Guess what happens tomorrow? Pretty much a rehashing of what I just wrote. What I’ve learned over the years is that the rest is sometimes needed. It’s a necessary part of any love. Sometimes, you just need a little time away just to gain some perspective. But the trick is to never really leave. You might be spending your evening watching a movie, but take a few minutes to jot down some notes or do some light reading. It doesn’t have to be long, but it has to be enough to ensure that your thoughts stay fresh. Trust me, those thoughts won’t take long to spoil.
This one’s the worst, and honestly, I have trouble knowing how much control I have over this one. Sometimes my mood just doesn’t cooperate. It might be depression. It might be doubt or a lack of motivation, or maybe it’s all of these things. But when I head into the abyss, I see no end in sight, like a black hole that pulls in all of my creative energy and crushes it into dark matter.
But I remain firm in my belief that choice determines our actions. This is the most difficult part for me, but I’ve escaped from the abyss enough to know that it works. No matter how much you resist it, no matter how little you feel it, you just have to write. For me, it’s a journal. When I feel myself sliding into the depthless maw of the abyss, I begin journaling a couple times a day without worrying about word counts or content. I do this because I know if I stop writing, months might go by before I get back on track. The only way out is to write.
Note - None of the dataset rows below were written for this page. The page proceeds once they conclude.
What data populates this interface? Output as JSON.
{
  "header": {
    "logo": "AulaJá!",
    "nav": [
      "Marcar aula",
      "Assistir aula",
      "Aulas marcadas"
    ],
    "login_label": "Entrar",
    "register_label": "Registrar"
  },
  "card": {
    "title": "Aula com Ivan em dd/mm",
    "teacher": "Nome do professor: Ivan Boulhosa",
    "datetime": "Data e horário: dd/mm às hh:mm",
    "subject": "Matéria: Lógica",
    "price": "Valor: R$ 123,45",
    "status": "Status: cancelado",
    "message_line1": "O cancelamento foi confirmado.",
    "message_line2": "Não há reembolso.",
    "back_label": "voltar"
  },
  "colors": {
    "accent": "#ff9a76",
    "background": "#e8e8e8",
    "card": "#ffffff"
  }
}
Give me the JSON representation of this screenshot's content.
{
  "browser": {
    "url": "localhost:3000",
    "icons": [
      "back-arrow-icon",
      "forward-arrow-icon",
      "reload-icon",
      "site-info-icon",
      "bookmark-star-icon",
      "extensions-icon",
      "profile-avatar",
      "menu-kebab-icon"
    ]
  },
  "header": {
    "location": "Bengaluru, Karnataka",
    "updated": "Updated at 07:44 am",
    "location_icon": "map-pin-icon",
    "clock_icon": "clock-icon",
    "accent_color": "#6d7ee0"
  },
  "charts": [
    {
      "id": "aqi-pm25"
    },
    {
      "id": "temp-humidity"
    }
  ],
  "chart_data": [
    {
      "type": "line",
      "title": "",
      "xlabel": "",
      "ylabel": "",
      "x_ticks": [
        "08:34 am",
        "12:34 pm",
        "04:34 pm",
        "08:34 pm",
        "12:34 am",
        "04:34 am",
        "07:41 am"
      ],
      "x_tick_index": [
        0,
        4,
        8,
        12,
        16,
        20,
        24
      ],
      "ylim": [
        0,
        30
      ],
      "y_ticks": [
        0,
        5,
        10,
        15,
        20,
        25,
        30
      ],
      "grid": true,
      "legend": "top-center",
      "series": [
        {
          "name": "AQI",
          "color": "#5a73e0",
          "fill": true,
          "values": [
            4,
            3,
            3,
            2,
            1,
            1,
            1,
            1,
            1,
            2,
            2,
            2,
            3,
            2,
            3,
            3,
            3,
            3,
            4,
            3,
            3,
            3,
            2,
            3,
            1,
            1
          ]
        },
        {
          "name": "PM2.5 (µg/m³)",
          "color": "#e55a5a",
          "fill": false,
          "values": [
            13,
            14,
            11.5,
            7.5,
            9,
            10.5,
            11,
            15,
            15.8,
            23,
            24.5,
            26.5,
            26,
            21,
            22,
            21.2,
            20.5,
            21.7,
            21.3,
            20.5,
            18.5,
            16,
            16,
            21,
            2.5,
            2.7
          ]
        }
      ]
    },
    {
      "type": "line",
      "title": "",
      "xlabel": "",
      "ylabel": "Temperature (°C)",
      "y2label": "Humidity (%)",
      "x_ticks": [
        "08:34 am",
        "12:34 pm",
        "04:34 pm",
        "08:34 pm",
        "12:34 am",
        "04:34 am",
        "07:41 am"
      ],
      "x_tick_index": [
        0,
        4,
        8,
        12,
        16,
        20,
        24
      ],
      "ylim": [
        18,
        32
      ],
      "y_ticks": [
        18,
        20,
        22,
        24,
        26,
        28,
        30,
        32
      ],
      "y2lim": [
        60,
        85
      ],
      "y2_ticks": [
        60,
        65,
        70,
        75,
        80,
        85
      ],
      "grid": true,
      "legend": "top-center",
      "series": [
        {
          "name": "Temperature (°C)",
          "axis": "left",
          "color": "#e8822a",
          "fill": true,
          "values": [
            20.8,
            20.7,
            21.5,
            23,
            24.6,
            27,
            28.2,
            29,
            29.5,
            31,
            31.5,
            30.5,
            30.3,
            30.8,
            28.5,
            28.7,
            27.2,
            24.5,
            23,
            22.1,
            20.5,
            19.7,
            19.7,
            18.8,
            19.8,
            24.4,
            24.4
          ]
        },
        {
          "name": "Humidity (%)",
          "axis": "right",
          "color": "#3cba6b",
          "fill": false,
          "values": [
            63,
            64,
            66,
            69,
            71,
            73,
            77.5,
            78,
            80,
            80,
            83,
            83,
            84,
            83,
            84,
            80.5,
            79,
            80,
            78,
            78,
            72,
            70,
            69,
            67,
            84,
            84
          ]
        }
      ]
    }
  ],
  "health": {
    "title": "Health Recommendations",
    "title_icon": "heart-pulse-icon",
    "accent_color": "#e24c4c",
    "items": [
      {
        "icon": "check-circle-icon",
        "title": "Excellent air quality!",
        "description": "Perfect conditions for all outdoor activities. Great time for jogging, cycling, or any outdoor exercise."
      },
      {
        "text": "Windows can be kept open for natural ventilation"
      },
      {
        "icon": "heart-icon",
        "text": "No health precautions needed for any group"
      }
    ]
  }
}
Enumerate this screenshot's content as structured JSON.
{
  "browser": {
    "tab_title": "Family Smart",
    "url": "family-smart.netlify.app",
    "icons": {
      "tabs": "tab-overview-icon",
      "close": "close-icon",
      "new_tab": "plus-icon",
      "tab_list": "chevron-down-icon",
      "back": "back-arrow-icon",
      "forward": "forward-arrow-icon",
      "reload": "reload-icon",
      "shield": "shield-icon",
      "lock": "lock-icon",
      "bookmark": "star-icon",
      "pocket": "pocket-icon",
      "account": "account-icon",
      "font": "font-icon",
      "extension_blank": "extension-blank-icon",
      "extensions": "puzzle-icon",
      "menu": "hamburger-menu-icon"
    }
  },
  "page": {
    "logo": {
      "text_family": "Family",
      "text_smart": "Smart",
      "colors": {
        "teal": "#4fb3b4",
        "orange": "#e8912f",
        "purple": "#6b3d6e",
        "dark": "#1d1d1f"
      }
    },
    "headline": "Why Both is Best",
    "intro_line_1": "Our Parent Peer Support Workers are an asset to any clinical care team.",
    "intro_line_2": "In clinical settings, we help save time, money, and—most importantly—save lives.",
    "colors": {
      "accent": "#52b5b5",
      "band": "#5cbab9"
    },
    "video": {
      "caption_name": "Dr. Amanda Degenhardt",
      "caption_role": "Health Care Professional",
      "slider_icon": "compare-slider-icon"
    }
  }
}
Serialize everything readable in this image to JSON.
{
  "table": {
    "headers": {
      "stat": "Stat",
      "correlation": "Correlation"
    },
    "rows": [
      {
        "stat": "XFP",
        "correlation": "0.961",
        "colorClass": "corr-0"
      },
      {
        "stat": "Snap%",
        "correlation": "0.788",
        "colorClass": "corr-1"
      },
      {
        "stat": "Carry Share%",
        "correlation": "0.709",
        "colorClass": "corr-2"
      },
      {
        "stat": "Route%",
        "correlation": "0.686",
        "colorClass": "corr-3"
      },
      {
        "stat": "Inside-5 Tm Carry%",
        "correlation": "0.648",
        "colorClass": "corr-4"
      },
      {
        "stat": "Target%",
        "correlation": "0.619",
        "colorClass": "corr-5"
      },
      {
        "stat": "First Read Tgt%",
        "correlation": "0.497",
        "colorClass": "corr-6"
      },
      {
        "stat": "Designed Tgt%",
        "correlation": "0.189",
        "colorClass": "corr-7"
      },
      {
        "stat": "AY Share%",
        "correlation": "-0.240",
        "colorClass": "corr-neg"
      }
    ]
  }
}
If someone knows a better way, I’m all ears, because I know I can’t be the only one.
Ha! And blogging. Blogging also helps because I feel motivated again. Back to work!